BRIEF → What is wanted is an exact copy of all the entries.

◇ ◇ ◇ ◇

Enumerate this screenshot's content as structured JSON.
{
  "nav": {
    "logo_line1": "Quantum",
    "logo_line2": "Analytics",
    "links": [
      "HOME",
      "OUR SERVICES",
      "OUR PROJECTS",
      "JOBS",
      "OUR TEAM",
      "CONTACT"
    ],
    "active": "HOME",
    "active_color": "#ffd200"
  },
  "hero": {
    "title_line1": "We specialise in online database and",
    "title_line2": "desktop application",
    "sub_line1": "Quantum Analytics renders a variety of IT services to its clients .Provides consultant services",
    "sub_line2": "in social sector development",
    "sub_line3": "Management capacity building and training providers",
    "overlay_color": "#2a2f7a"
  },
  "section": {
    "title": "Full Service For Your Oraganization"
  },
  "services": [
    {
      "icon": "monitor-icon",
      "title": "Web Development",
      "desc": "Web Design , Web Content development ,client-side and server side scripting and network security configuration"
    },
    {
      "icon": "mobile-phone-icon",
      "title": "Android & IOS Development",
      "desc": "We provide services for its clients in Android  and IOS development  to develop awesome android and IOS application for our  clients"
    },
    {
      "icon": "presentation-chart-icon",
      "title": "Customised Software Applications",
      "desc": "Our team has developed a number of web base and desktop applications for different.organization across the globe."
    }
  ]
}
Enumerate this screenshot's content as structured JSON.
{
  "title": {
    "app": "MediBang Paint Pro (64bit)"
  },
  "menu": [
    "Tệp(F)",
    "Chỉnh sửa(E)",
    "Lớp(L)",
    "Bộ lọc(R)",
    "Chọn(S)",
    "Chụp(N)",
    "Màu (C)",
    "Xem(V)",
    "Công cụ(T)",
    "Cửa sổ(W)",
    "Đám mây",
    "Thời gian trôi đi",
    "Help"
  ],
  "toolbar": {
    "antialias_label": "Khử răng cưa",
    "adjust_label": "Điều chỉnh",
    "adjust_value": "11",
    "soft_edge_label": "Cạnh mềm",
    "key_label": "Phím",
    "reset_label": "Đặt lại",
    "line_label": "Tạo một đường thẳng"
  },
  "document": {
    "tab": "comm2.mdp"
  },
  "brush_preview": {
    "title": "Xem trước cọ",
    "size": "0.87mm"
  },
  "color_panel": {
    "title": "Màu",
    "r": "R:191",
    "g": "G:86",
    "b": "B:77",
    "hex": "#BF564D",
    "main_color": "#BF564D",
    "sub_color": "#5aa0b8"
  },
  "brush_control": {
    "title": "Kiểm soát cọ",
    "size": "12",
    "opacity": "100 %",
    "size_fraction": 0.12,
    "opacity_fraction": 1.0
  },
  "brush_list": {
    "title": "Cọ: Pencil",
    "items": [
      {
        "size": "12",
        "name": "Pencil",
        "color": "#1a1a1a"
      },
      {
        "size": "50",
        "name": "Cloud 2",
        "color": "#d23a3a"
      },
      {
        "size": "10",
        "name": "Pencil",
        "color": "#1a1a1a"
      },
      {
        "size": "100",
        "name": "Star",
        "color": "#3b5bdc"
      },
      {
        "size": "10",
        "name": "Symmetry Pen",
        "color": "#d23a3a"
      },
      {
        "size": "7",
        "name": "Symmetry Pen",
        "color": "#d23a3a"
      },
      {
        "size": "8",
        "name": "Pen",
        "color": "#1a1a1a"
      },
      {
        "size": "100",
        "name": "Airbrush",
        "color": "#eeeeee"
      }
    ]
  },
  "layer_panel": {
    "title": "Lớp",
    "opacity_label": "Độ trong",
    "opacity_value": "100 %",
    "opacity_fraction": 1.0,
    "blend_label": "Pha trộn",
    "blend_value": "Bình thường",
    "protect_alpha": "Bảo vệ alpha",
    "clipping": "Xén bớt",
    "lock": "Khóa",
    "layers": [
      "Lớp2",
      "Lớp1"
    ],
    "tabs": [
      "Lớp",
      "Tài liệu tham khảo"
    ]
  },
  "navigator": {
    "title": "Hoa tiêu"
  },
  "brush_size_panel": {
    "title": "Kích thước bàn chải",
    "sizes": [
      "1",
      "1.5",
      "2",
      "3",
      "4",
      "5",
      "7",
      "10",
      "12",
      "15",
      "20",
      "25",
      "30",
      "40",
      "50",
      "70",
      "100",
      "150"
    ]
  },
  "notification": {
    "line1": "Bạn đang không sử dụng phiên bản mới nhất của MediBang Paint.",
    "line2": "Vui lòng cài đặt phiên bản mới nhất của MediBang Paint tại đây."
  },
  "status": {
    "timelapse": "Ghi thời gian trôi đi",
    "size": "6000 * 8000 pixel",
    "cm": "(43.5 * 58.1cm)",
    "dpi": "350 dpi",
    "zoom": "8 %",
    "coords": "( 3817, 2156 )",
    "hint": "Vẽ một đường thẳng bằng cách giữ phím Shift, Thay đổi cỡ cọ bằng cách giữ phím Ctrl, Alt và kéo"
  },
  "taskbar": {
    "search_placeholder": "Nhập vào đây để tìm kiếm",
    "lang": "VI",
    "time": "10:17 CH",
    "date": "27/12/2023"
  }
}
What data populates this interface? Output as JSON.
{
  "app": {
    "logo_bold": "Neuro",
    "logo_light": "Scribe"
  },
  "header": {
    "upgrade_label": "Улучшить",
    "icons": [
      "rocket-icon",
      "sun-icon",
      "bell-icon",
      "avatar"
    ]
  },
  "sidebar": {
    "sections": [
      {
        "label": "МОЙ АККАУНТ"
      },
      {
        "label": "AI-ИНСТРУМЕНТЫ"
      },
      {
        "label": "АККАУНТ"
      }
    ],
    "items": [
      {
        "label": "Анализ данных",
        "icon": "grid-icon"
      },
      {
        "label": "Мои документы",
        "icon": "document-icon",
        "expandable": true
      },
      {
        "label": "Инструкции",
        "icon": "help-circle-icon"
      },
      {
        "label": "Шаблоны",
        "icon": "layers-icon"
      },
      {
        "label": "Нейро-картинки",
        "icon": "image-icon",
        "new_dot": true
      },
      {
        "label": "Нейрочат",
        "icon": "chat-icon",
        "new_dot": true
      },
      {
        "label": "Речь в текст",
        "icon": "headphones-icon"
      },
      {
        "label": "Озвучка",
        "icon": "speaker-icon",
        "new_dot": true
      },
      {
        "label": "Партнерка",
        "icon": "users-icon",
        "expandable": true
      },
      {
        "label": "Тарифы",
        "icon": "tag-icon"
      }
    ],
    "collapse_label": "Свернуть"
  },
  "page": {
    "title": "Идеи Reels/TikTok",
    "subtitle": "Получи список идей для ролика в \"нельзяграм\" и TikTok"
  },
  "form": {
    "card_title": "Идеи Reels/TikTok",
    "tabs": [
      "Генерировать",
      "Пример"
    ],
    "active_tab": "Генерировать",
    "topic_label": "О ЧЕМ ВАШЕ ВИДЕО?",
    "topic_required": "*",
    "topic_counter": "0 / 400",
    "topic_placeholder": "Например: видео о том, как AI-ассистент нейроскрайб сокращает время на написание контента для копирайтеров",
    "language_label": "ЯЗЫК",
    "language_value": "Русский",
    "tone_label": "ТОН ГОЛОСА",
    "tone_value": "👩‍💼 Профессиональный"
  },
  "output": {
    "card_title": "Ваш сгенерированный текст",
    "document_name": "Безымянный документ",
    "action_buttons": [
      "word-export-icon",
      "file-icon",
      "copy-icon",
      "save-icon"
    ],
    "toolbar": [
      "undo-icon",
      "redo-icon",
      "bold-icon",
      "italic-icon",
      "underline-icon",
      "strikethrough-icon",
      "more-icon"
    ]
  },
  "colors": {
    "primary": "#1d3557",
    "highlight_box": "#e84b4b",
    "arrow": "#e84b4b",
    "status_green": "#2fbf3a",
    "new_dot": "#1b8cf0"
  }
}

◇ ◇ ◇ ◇

EXERCISE SOLUTION →
Enumerate this screenshot's content as structured JSON.
{
  "nav": {
    "logo_line1": "Quantum",
    "logo_line2": "Analytics",
    "links": [
      "HOME",
      "OUR SERVICES",
      "OUR PROJECTS",
      "JOBS",
      "OUR TEAM",
      "CONTACT"
    ],
    "active": "HOME",
    "active_color": "#ffd200"
  },
  "hero": {
    "title_line1": "We specialise in online database and",
    "title_line2": "desktop application",
    "sub_line1": "Quantum Analytics renders a variety of IT services to its clients .Provides consultant services",
    "sub_line2": "in social sector development",
    "sub_line3": "Management capacity building and training providers",
    "overlay_color": "#2a2f7a"
  },
  "section": {
    "title": "Full Service For Your Oraganization"
  },
  "services": [
    {
      "icon": "monitor-icon",
      "title": "Web Development",
      "desc": "Web Design , Web Content development ,client-side and server side scripting and network security configuration"
    },
    {
      "icon": "mobile-phone-icon",
      "title": "Android & IOS Development",
      "desc": "We provide services for its clients in Android  and IOS development  to develop awesome android and IOS application for our  clients"
    },
    {
      "icon": "presentation-chart-icon",
      "title": "Customised Software Applications",
      "desc": "Our team has developed a number of web base and desktop applications for different.organization across the globe."
    }
  ]
}
Enumerate this screenshot's content as structured JSON.
{
  "title": {
    "app": "MediBang Paint Pro (64bit)"
  },
  "menu": [
    "Tệp(F)",
    "Chỉnh sửa(E)",
    "Lớp(L)",
    "Bộ lọc(R)",
    "Chọn(S)",
    "Chụp(N)",
    "Màu (C)",
    "Xem(V)",
    "Công cụ(T)",
    "Cửa sổ(W)",
    "Đám mây",
    "Thời gian trôi đi",
    "Help"
  ],
  "toolbar": {
    "antialias_label": "Khử răng cưa",
    "adjust_label": "Điều chỉnh",
    "adjust_value": "11",
    "soft_edge_label": "Cạnh mềm",
    "key_label": "Phím",
    "reset_label": "Đặt lại",
    "line_label": "Tạo một đường thẳng"
  },
  "document": {
    "tab": "comm2.mdp"
  },
  "brush_preview": {
    "title": "Xem trước cọ",
    "size": "0.87mm"
  },
  "color_panel": {
    "title": "Màu",
    "r": "R:191",
    "g": "G:86",
    "b": "B:77",
    "hex": "#BF564D",
    "main_color": "#BF564D",
    "sub_color": "#5aa0b8"
  },
  "brush_control": {
    "title": "Kiểm soát cọ",
    "size": "12",
    "opacity": "100 %",
    "size_fraction": 0.12,
    "opacity_fraction": 1.0
  },
  "brush_list": {
    "title": "Cọ: Pencil",
    "items": [
      {
        "size": "12",
        "name": "Pencil",
        "color": "#1a1a1a"
      },
      {
        "size": "50",
        "name": "Cloud 2",
        "color": "#d23a3a"
      },
      {
        "size": "10",
        "name": "Pencil",
        "color": "#1a1a1a"
      },
      {
        "size": "100",
        "name": "Star",
        "color": "#3b5bdc"
      },
      {
        "size": "10",
        "name": "Symmetry Pen",
        "color": "#d23a3a"
      },
      {
        "size": "7",
        "name": "Symmetry Pen",
        "color": "#d23a3a"
      },
      {
        "size": "8",
        "name": "Pen",
        "color": "#1a1a1a"
      },
      {
        "size": "100",
        "name": "Airbrush",
        "color": "#eeeeee"
      }
    ]
  },
  "layer_panel": {
    "title": "Lớp",
    "opacity_label": "Độ trong",
    "opacity_value": "100 %",
    "opacity_fraction": 1.0,
    "blend_label": "Pha trộn",
    "blend_value": "Bình thường",
    "protect_alpha": "Bảo vệ alpha",
    "clipping": "Xén bớt",
    "lock": "Khóa",
    "layers": [
      "Lớp2",
      "Lớp1"
    ],
    "tabs": [
      "Lớp",
      "Tài liệu tham khảo"
    ]
  },
  "navigator": {
    "title": "Hoa tiêu"
  },
  "brush_size_panel": {
    "title": "Kích thước bàn chải",
    "sizes": [
      "1",
      "1.5",
      "2",
      "3",
      "4",
      "5",
      "7",
      "10",
      "12",
      "15",
      "20",
      "25",
      "30",
      "40",
      "50",
      "70",
      "100",
      "150"
    ]
  },
  "notification": {
    "line1": "Bạn đang không sử dụng phiên bản mới nhất của MediBang Paint.",
    "line2": "Vui lòng cài đặt phiên bản mới nhất của MediBang Paint tại đây."
  },
  "status": {
    "timelapse": "Ghi thời gian trôi đi",
    "size": "6000 * 8000 pixel",
    "cm": "(43.5 * 58.1cm)",
    "dpi": "350 dpi",
    "zoom": "8 %",
    "coords": "( 3817, 2156 )",
    "hint": "Vẽ một đường thẳng bằng cách giữ phím Shift, Thay đổi cỡ cọ bằng cách giữ phím Ctrl, Alt và kéo"
  },
  "taskbar": {
    "search_placeholder": "Nhập vào đây để tìm kiếm",
    "lang": "VI",
    "time": "10:17 CH",
    "date": "27/12/2023"
  }
}
What data populates this interface? Output as JSON.
{
  "app": {
    "logo_bold": "Neuro",
    "logo_light": "Scribe"
  },
  "header": {
    "upgrade_label": "Улучшить",
    "icons": [
      "rocket-icon",
      "sun-icon",
      "bell-icon",
      "avatar"
    ]
  },
  "sidebar": {
    "sections": [
      {
        "label": "МОЙ АККАУНТ"
      },
      {
        "label": "AI-ИНСТРУМЕНТЫ"
      },
      {
        "label": "АККАУНТ"
      }
    ],
    "items": [
      {
        "label": "Анализ данных",
        "icon": "grid-icon"
      },
      {
        "label": "Мои документы",
        "icon": "document-icon",
        "expandable": true
      },
      {
        "label": "Инструкции",
        "icon": "help-circle-icon"
      },
      {
        "label": "Шаблоны",
        "icon": "layers-icon"
      },
      {
        "label": "Нейро-картинки",
        "icon": "image-icon",
        "new_dot": true
      },
      {
        "label": "Нейрочат",
        "icon": "chat-icon",
        "new_dot": true
      },
      {
        "label": "Речь в текст",
        "icon": "headphones-icon"
      },
      {
        "label": "Озвучка",
        "icon": "speaker-icon",
        "new_dot": true
      },
      {
        "label": "Партнерка",
        "icon": "users-icon",
        "expandable": true
      },
      {
        "label": "Тарифы",
        "icon": "tag-icon"
      }
    ],
    "collapse_label": "Свернуть"
  },
  "page": {
    "title": "Идеи Reels/TikTok",
    "subtitle": "Получи список идей для ролика в \"нельзяграм\" и TikTok"
  },
  "form": {
    "card_title": "Идеи Reels/TikTok",
    "tabs": [
      "Генерировать",
      "Пример"
    ],
    "active_tab": "Генерировать",
    "topic_label": "О ЧЕМ ВАШЕ ВИДЕО?",
    "topic_required": "*",
    "topic_counter": "0 / 400",
    "topic_placeholder": "Например: видео о том, как AI-ассистент нейроскрайб сокращает время на написание контента для копирайтеров",
    "language_label": "ЯЗЫК",
    "language_value": "Русский",
    "tone_label": "ТОН ГОЛОСА",
    "tone_value": "👩‍💼 Профессиональный"
  },
  "output": {
    "card_title": "Ваш сгенерированный текст",
    "document_name": "Безымянный документ",
    "action_buttons": [
      "word-export-icon",
      "file-icon",
      "copy-icon",
      "save-icon"
    ],
    "toolbar": [
      "undo-icon",
      "redo-icon",
      "bold-icon",
      "italic-icon",
      "underline-icon",
      "strikethrough-icon",
      "more-icon"
    ]
  },
  "colors": {
    "primary": "#1d3557",
    "highlight_box": "#e84b4b",
    "arrow": "#e84b4b",
    "status_green": "#2fbf3a",
    "new_dot": "#1b8cf0"
  }
}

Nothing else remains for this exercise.